“Why did you wait just for a pack of gum?” we asked.
“So I could say I participated in buying something on Black Friday,” he responded, unwrapping a piece and sticking it in his mouth.
Or when my friend Jennica visited from Finland to spend the holiday with us. It took some convincing for her to join in and then when she did, it took even more convincing to let her know we weren’t this crazy all year round.
For the past decade or so, though, my Thanksgiving has been celebrated in countries where the entire holiday is unknown. Sometimes that leads to a bit of melancholy on my part, certainly. When I was in Hungary, my first Thanksgiving abroad, I treated two of my colleagues to a Thanksgiving dinner at the restaurant in the local hotel. I found the closest thing I could to a turkey and potatoes meal and enjoyed the company, giving thanks for the adventure I was embarking on.
A few years later, after Rasa and I had started dating, she decided she wanted to cook a traditional Thanksgiving meal for me, which was awesome***. We decided that just having a big meal for the two of us wasn’t the most fun way to celebrate, so instead, we invited our friends to join us. There were eight of us there, and of course, in the most time-honored of Thanksgiving traditions, we needed to borrow extra chairs from Monika (who lived in the next yard over).
We had a decent size turkey with all the trimmings, including a care package from the folks with Stove-Top stuffing and canned cranberry sauce. Truly, a great evening surrounded by the people who had made my life in Lithuania so wonderful. Of course, since we didn’t have a Black Friday shopping event to plan for ****, I opted for the next best thing: Holiday specials!
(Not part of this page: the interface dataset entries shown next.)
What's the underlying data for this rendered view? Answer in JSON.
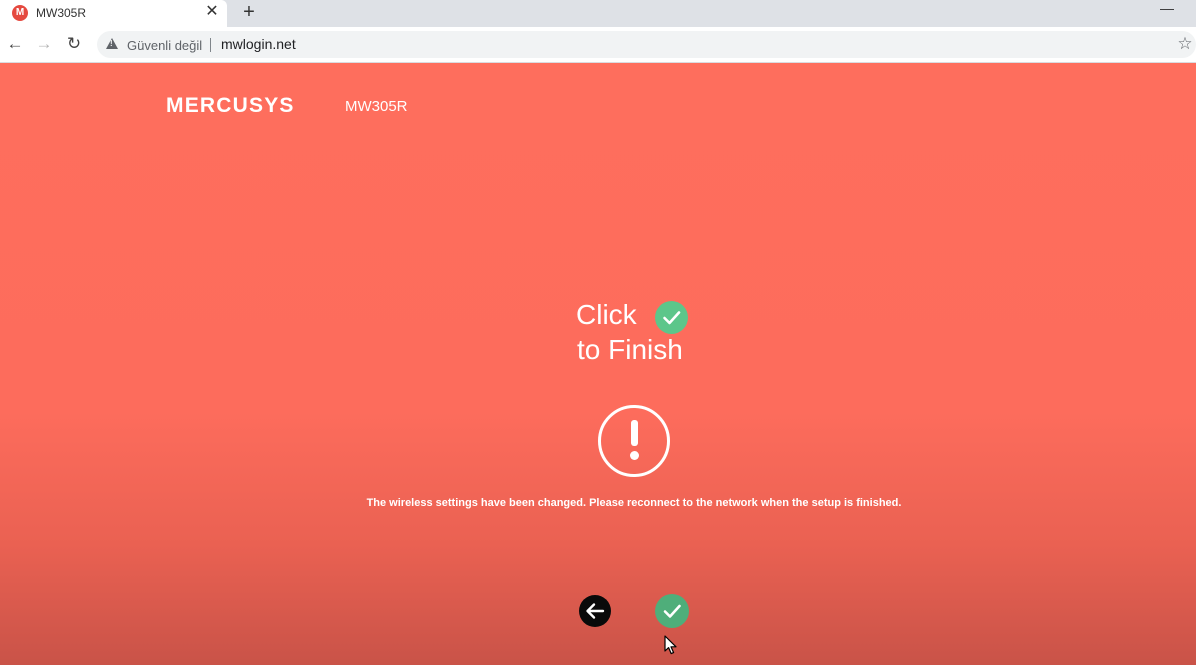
{
  "browser": {
    "tab": {
      "title": "MW305R",
      "favicon_letter": "M",
      "close_glyph": "✕"
    },
    "new_tab_glyph": "+",
    "minimize_glyph": "—",
    "nav": {
      "back_glyph": "←",
      "forward_glyph": "→",
      "reload_glyph": "↻"
    },
    "address_bar": {
      "security_text": "Güvenli değil",
      "url": "mwlogin.net"
    },
    "bookmark_glyph": "☆"
  },
  "page": {
    "logo": "MERCUSYS",
    "model": "MW305R",
    "instruction_line1": "Click",
    "instruction_line2": "to Finish",
    "notice": "The wireless settings have been changed. Please reconnect to the network when the setup is finished.",
    "icons": {
      "warning": "exclamation-circle-icon",
      "back": "arrow-left-icon",
      "finish": "checkmark-icon"
    }
  },
  "colors": {
    "page_background": "#fe6e5d",
    "check_accent": "#5cc68a",
    "back_button": "#0a0a0a",
    "favicon": "#e5493f"
  }
}
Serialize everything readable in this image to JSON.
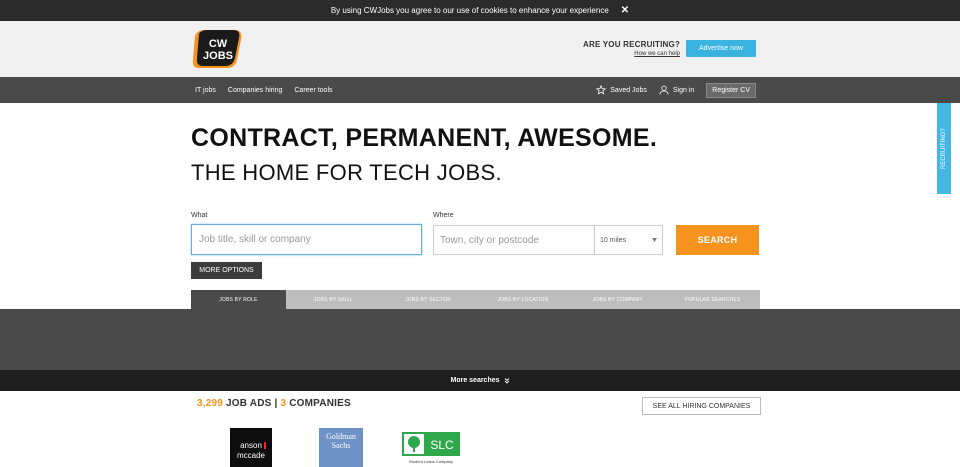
{
  "cookie": {
    "message": "By using CWJobs you agree to our use of cookies to enhance your experience",
    "close": "✕"
  },
  "header": {
    "logo_text_top": "CW",
    "logo_text_bottom": "JOBS",
    "recruiting_question": "ARE YOU RECRUITING?",
    "recruiting_link": "How we can help",
    "advertise_label": "Advertise now"
  },
  "nav": {
    "left": [
      "IT jobs",
      "Companies hiring",
      "Career tools"
    ],
    "saved_jobs": "Saved Jobs",
    "sign_in": "Sign in",
    "register_cv": "Register CV"
  },
  "side_tab": "RECRUITING?",
  "hero": {
    "title": "CONTRACT, PERMANENT, AWESOME.",
    "subtitle": "THE HOME FOR TECH JOBS."
  },
  "search": {
    "what_label": "What",
    "what_placeholder": "Job title, skill or company",
    "where_label": "Where",
    "where_placeholder": "Town, city or postcode",
    "radius": "10 miles",
    "search_label": "SEARCH",
    "more_options": "MORE OPTIONS"
  },
  "tabs": [
    "JOBS BY ROLE",
    "JOBS BY SKILL",
    "JOBS BY SECTOR",
    "JOBS BY LOCATION",
    "JOBS BY COMPANY",
    "POPULAR SEARCHES"
  ],
  "more_searches": "More searches",
  "stats": {
    "jobs_count": "3,299",
    "jobs_label": "JOB ADS",
    "separator": "|",
    "companies_count": "3",
    "companies_label": "COMPANIES"
  },
  "see_all": "SEE ALL HIRING COMPANIES",
  "companies": {
    "anson_top": "anson",
    "anson_bottom": "mccade",
    "goldman_top": "Goldman",
    "goldman_bottom": "Sachs",
    "slc": "SLC",
    "slc_caption": "Student Loans Company"
  },
  "colors": {
    "accent_orange": "#f6921e",
    "accent_blue": "#3ab3e0",
    "nav_dark": "#4a4a4a"
  }
}
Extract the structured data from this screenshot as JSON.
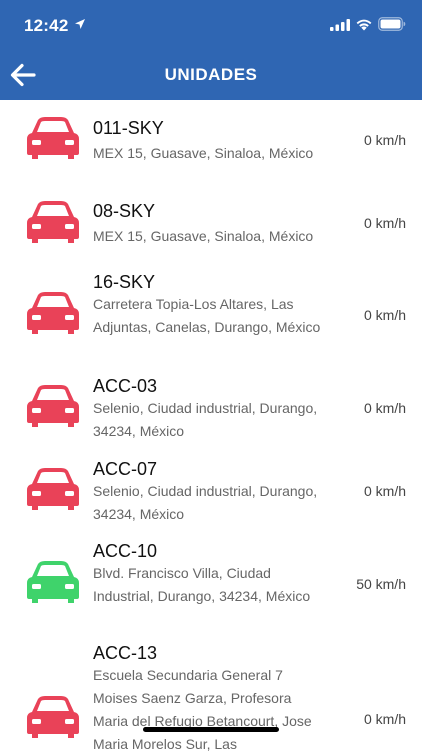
{
  "status_bar": {
    "time": "12:42"
  },
  "nav": {
    "title": "UNIDADES"
  },
  "colors": {
    "header": "#2f66b3",
    "stopped": "#e94258",
    "moving": "#3fd36b"
  },
  "units": [
    {
      "name": "011-SKY",
      "address": "MEX 15, Guasave, Sinaloa, México",
      "speed": "0 km/h",
      "status": "stopped"
    },
    {
      "name": "08-SKY",
      "address": "MEX 15, Guasave, Sinaloa, México",
      "speed": "0 km/h",
      "status": "stopped"
    },
    {
      "name": "16-SKY",
      "address": "Carretera Topia-Los Altares, Las Adjuntas, Canelas, Durango, México",
      "speed": "0 km/h",
      "status": "stopped"
    },
    {
      "name": "ACC-03",
      "address": "Selenio, Ciudad industrial, Durango, 34234, México",
      "speed": "0 km/h",
      "status": "stopped"
    },
    {
      "name": "ACC-07",
      "address": "Selenio, Ciudad industrial, Durango, 34234, México",
      "speed": "0 km/h",
      "status": "stopped"
    },
    {
      "name": "ACC-10",
      "address": "Blvd. Francisco Villa, Ciudad Industrial, Durango, 34234, México",
      "speed": "50 km/h",
      "status": "moving"
    },
    {
      "name": "ACC-13",
      "address": "Escuela Secundaria General 7 Moises Saenz Garza, Profesora Maria del Refugio Betancourt, Jose Maria Morelos Sur, Las",
      "speed": "0 km/h",
      "status": "stopped"
    }
  ]
}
I got Simas to bring over his projector and screen and then forced everyone to watch such timeless classics as the Rankin & Bass Rudolph the Red-Nosed Reindeer and Santa Claus is Coming to Town and The Year Without a Christmas. It’s certainly fun to watch the old shows with people whose cultural experiences don’t include them. Instead, the classic holiday fare here includes Home Alone and maybe the Grinch and not much else.
So not really funny or embarrassing memories, but great ones nonetheless. And now, the holiday is coming around again. It’ll probably be just the three of us this year, but Rasa will again make something wonderful for dinner and then we’ll gather around the TV and watch some holiday special and I will be giving thanks for all the wonderful things in my life.
* Thanks (maybe?) to Macy’s parade ending with Santa Clause?
** While she still enjoys it to a point, with the sales starting on Thursday night and even then, not carrying such great discounts, the blossom is off the rose, so to speak.
*** This is wrong – It was Dove who suggested the meal as noted in this original post of the day.
**** Not that the Lithuanians don’t have a copied idea of Black Friday savings as a start of the Christmas shopping season, they just don’t have those 4am doorbusters we so enjoyed waiting in line for.